Co-Creating & Maintaining the ACT Design System

The ACT Design System ("Style Guide") is used by external vendors and internal staff to keep ACT's website, web apps, mobile apps, social media assets, and printed materials consistent and accessible (WCAG AA) in visual presentation, interaction patterns, and written style. With the new guide, staff found styles easier and faster, and the widget library helped our team prototype faster.

Screen recording of the ACT Style Guide.


When I joined ACT, their UX/UI style guidelines were several years old and in need of at least a review.

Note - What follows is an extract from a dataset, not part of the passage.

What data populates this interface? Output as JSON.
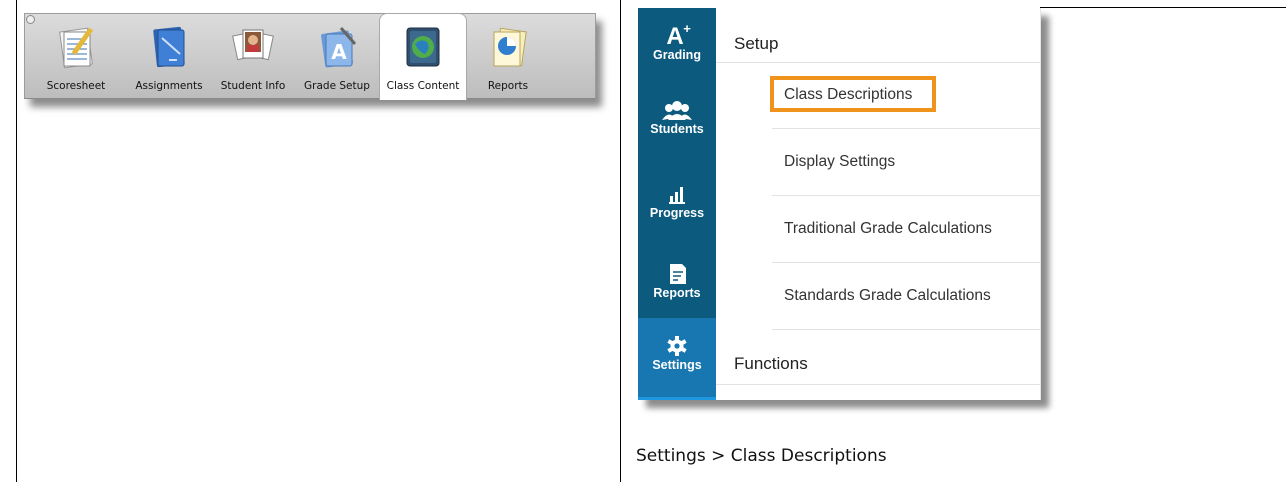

At the time, they were a Sketch file (but our GUI prototyping tool was Axure RP), delivered to staff and vendors as a PDF.


  • Make it easier to update than the PDF
  • Make it a live URL for easier distribution
  • Create a UI widget library to speed GUI design

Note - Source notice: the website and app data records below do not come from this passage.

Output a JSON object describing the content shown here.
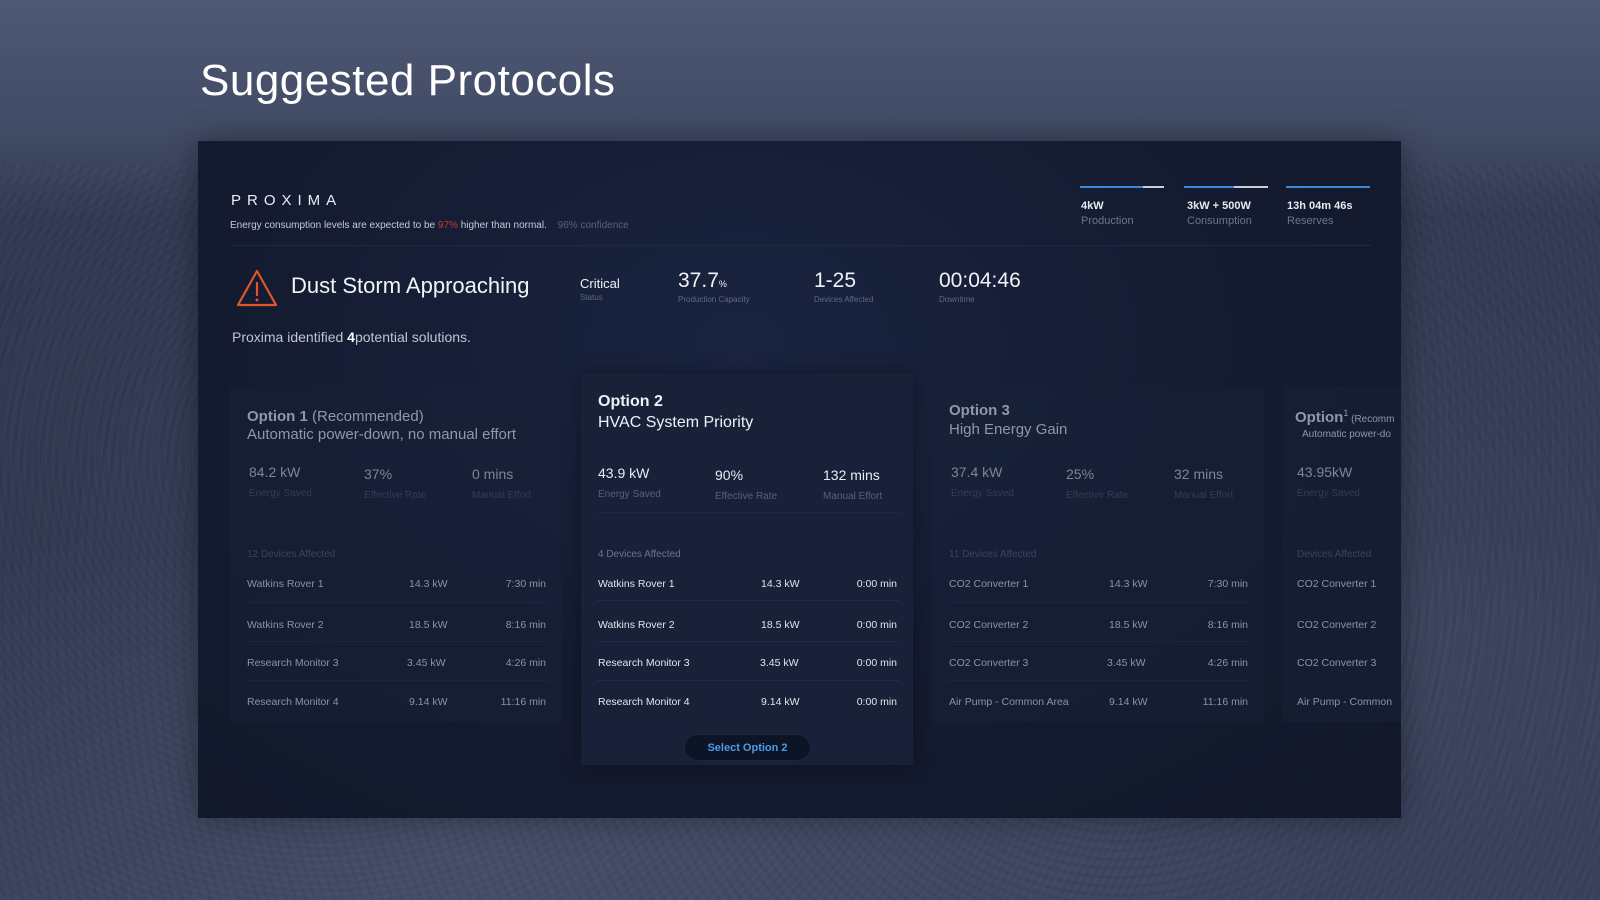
{
  "page": {
    "title": "Suggested Protocols"
  },
  "header": {
    "brand": "PROXIMA",
    "tagline_prefix": "Energy consumption levels are  expected to be ",
    "tagline_pct": "97%",
    "tagline_suffix": " higher than normal.",
    "confidence": "96% confidence",
    "metrics": [
      {
        "value": "4kW",
        "label": "Production",
        "fill_fraction": 0.75
      },
      {
        "value": "3kW + 500W",
        "label": "Consumption",
        "fill_fraction": 0.6
      },
      {
        "value": "13h 04m 46s",
        "label": "Reserves",
        "fill_fraction": 1.0
      }
    ]
  },
  "alert": {
    "icon": "warning-triangle-icon",
    "title": "Dust Storm Approaching",
    "status": {
      "value": "Critical",
      "label": "Status"
    },
    "production": {
      "value": "37.7",
      "unit": "%",
      "label": "Production Capacity"
    },
    "devices": {
      "value": "1-25",
      "label": "Devices Affected"
    },
    "downtime": {
      "value": "00:04:46",
      "label": "Downtime"
    },
    "identified_prefix": "Proxima identified ",
    "identified_count": "4",
    "identified_suffix": "potential solutions."
  },
  "options": [
    {
      "title_bold": "Option 1",
      "title_rest": " (Recommended)",
      "subtitle": "Automatic power-down, no manual effort",
      "metrics": [
        {
          "value": "84.2 kW",
          "label": "Energy Saved"
        },
        {
          "value": "37%",
          "label": "Effective Rate"
        },
        {
          "value": "0 mins",
          "label": "Manual Effort"
        }
      ],
      "devices_label": "12 Devices Affected",
      "rows": [
        [
          "Watkins Rover 1",
          "14.3 kW",
          "7:30 min"
        ],
        [
          "Watkins Rover 2",
          "18.5 kW",
          "8:16 min"
        ],
        [
          "Research Monitor 3",
          "3.45 kW",
          "4:26 min"
        ],
        [
          "Research Monitor 4",
          "9.14 kW",
          "11:16 min"
        ]
      ]
    },
    {
      "title_bold": "Option 2",
      "subtitle": "HVAC System Priority",
      "metrics": [
        {
          "value": "43.9 kW",
          "label": "Energy Saved"
        },
        {
          "value": "90%",
          "label": "Effective Rate"
        },
        {
          "value": "132 mins",
          "label": "Manual Effort"
        }
      ],
      "devices_label": "4 Devices Affected",
      "rows": [
        [
          "Watkins Rover 1",
          "14.3 kW",
          "0:00 min"
        ],
        [
          "Watkins Rover 2",
          "18.5 kW",
          "0:00 min"
        ],
        [
          "Research Monitor 3",
          "3.45 kW",
          "0:00 min"
        ],
        [
          "Research Monitor 4",
          "9.14 kW",
          "0:00 min"
        ]
      ],
      "button": "Select Option 2"
    },
    {
      "title_bold": "Option 3",
      "subtitle": "High Energy Gain",
      "metrics": [
        {
          "value": "37.4 kW",
          "label": "Energy Saved"
        },
        {
          "value": "25%",
          "label": "Effective Rate"
        },
        {
          "value": "32 mins",
          "label": "Manual Effort"
        }
      ],
      "devices_label": "11 Devices Affected",
      "rows": [
        [
          "CO2 Converter 1",
          "14.3 kW",
          "7:30 min"
        ],
        [
          "CO2 Converter 2",
          "18.5 kW",
          "8:16 min"
        ],
        [
          "CO2 Converter 3",
          "3.45 kW",
          "4:26 min"
        ],
        [
          "Air Pump - Common Area",
          "9.14 kW",
          "11:16 min"
        ]
      ]
    },
    {
      "title_bold": "Option",
      "title_sup": "1",
      "title_rest": " (Recomm",
      "subtitle": "Automatic power-do",
      "metrics": [
        {
          "value": "43.95kW",
          "label": "Energy Saved"
        }
      ],
      "devices_label": "Devices Affected",
      "rows": [
        [
          "CO2 Converter 1"
        ],
        [
          "CO2 Converter 2"
        ],
        [
          "CO2 Converter 3"
        ],
        [
          "Air Pump - Common"
        ]
      ]
    }
  ],
  "colors": {
    "accent_blue": "#3f86d6",
    "alert_red": "#d4362f",
    "alert_orange": "#e0552b",
    "button_text": "#4d9be8"
  }
}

  • Time was our biggest constraint, since this was often back-burnered for actual project work.

My Role

  • Co-reviewing and updating existing styles.
  • Recreating it in an Axure RP file.
  • Designing the UI for navigating the style guide.
  • Rewriting content as needed.
  • Added our Brand deptartment's content, and taught them how to maintain it.

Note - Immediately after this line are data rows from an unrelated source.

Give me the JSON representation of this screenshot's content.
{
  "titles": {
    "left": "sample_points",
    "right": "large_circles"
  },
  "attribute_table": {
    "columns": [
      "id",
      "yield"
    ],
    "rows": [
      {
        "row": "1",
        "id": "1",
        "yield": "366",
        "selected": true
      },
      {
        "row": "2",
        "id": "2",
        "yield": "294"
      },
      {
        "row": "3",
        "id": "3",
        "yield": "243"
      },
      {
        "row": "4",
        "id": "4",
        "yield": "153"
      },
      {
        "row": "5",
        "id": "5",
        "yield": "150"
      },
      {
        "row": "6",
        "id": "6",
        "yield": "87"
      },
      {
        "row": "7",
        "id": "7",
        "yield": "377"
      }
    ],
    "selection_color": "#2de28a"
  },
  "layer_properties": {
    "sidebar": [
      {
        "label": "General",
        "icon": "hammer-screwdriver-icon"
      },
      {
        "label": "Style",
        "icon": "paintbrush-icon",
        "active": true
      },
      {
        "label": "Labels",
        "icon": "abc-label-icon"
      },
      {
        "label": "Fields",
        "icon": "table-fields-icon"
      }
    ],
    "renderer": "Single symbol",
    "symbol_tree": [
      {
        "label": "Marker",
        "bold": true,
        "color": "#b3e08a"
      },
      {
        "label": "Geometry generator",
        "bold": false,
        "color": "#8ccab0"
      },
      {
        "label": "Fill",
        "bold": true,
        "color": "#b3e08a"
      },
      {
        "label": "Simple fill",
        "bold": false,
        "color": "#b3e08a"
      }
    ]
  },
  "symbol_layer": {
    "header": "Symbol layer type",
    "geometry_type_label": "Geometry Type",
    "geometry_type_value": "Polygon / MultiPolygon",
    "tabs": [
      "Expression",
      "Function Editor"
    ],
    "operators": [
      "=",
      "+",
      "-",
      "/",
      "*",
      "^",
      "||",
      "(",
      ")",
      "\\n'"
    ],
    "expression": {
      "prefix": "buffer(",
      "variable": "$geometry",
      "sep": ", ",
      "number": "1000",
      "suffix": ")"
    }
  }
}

The Team

Reviewing and updating styles was done with our 3 other UX Designers, and initially, a vendor Visual Designer.


Our UX team of four collaborated in weekly design sessions to review and decide on style updates based on:

  • Our own experience and opinions
  • Usability research from Nielsen-Norman Group and others
  • WCAG-AA accessibility standards and tools such as color contrast checkers.

We considered using InVision's DSM, so I started creating our style guide in that, but we concluded it wouldn't meet our needs as well as Axure RP.

Some screenshots from the ACT style guide update process.


I theorized users wanted quick random access to elements in the site, so I used persistent mega-menus as global navigation for the easily updateable site.

Each element had:

  • Usage guidance
  • Accessibility guidance in blue callouts.
  • CSS specs in orange

Previously, UX, Brand, & Editorial guidelines were in separate documents. We combined them into this single style guide to make it easier for staff and vendors to find any style-related data.

Screenshot of ACT Style Guide home page.

I also created an ACT Widget Library in Axure RP so the other designers and I could quickly make style-compliant mockups.

Screenshot of using the ACT widget library in Axure RP.


Through this project, I learned:

  • how to make Team widget libraries in Axure.
  • InVision's Design System Manager (DSM), though it ended up not being flexible enough for what we wanted to do.

Creating our style guide in Axure made a lot of sense because it's our UI prototyping tool, but Axure sites aren't searchable, and our Brand team needed an Axure license to update the site, neither or which were ideal. So the solution wasn't perfect, but I'm not sure there was a better solution out there for our needs.

This project was also a nice opportunity for the UX team to collaborate with our Brand team, which hadn't been happening much.